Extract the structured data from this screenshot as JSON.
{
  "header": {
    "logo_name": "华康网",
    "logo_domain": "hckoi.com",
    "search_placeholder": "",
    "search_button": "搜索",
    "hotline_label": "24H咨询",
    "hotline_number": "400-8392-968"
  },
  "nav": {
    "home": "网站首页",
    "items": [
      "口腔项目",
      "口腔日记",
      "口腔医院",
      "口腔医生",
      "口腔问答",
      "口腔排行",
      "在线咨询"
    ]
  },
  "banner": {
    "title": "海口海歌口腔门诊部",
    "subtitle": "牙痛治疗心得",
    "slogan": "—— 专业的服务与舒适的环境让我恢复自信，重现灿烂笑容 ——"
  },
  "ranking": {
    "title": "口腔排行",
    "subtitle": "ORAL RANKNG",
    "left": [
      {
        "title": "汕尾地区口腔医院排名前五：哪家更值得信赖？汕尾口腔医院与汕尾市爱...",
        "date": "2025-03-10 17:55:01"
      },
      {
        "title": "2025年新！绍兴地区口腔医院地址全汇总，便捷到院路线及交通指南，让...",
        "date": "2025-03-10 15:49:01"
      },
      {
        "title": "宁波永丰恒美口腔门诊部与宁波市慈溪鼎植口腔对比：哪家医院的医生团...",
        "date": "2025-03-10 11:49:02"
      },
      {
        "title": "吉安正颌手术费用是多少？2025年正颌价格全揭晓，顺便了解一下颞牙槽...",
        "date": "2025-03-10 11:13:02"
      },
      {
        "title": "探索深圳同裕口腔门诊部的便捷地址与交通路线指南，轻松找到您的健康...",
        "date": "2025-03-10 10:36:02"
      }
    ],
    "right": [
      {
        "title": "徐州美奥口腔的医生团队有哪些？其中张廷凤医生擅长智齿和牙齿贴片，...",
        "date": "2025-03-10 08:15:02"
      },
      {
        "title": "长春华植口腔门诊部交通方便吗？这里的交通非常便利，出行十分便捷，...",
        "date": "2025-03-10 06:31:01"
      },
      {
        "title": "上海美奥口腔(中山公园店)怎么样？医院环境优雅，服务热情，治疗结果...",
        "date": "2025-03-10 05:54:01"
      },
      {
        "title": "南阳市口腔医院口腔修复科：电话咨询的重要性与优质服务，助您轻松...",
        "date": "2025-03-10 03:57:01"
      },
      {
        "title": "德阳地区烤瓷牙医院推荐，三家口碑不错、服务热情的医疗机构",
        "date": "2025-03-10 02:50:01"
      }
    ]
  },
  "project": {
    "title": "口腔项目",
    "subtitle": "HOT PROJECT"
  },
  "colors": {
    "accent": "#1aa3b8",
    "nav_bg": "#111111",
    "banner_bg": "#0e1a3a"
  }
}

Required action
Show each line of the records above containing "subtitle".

Response for this exercise
    "subtitle": "牙痛治疗心得",
    "subtitle": "ORAL RANKNG",
    "subtitle": "HOT PROJECT"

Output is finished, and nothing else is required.